Exercise brief:
Would you restate all of the entries verbatim, minus any images?

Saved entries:
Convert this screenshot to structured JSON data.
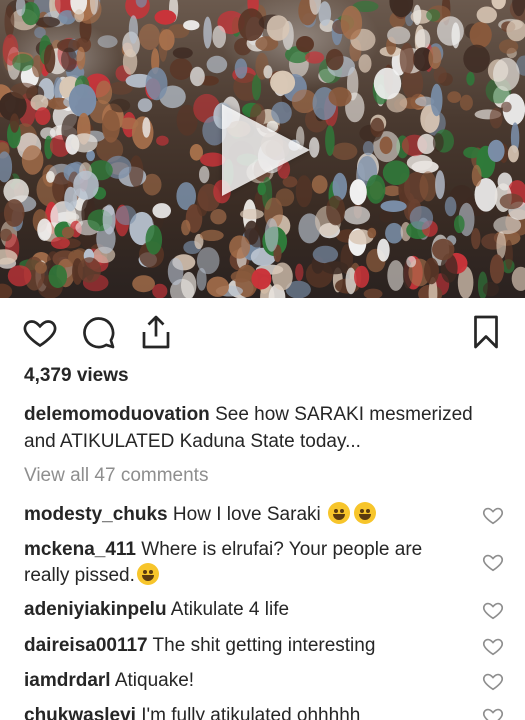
{
  "post": {
    "views": "4,379 views",
    "caption_user": "delemomoduovation",
    "caption_text": " See how SARAKI mesmerized and ATIKULATED Kaduna State today...",
    "view_all": "View all 47 comments"
  },
  "comments": [
    {
      "user": "modesty_chuks",
      "text": " How I love Saraki "
    },
    {
      "user": "mckena_411",
      "text": " Where is elrufai? Your people are really pissed."
    },
    {
      "user": "adeniyiakinpelu",
      "text": " Atikulate 4 life"
    },
    {
      "user": "daireisa00117",
      "text": " The shit getting interesting"
    },
    {
      "user": "iamdrdarl",
      "text": " Atiquake!"
    },
    {
      "user": "chukwaslevi",
      "text": " I'm fully atikulated ohhhhh"
    }
  ],
  "icons": {
    "like": "heart-icon",
    "comment": "comment-icon",
    "share": "share-icon",
    "save": "bookmark-icon",
    "play": "play-icon"
  },
  "colors": {
    "text": "#262626",
    "muted": "#8e8e8e"
  }
}
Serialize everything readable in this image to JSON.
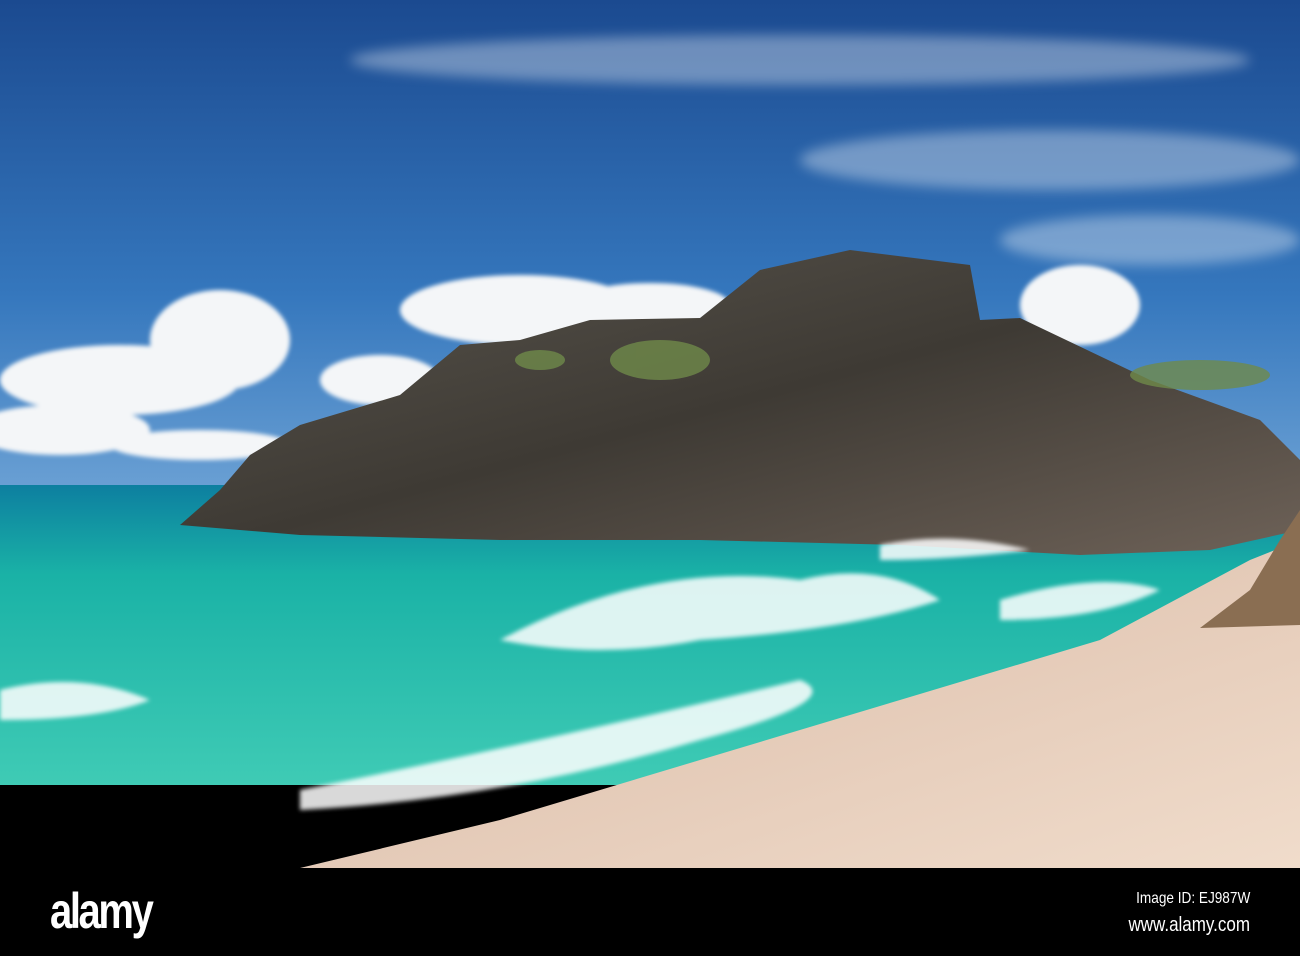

Final answer:
Convert this screenshot to structured JSON data.
{
  "post": {
    "views": "4,379 views",
    "caption_user": "delemomoduovation",
    "caption_text": " See how SARAKI mesmerized and ATIKULATED Kaduna State today...",
    "view_all": "View all 47 comments"
  },
  "comments": [
    {
      "user": "modesty_chuks",
      "text": " How I love Saraki "
    },
    {
      "user": "mckena_411",
      "text": " Where is elrufai? Your people are really pissed."
    },
    {
      "user": "adeniyiakinpelu",
      "text": " Atikulate 4 life"
    },
    {
      "user": "daireisa00117",
      "text": " The shit getting interesting"
    },
    {
      "user": "iamdrdarl",
      "text": " Atiquake!"
    },
    {
      "user": "chukwaslevi",
      "text": " I'm fully atikulated ohhhhh"
    }
  ],
  "icons": {
    "like": "heart-icon",
    "comment": "comment-icon",
    "share": "share-icon",
    "save": "bookmark-icon",
    "play": "play-icon"
  },
  "colors": {
    "text": "#262626",
    "muted": "#8e8e8e"
  }
}
Serialize everything readable in this image to JSON.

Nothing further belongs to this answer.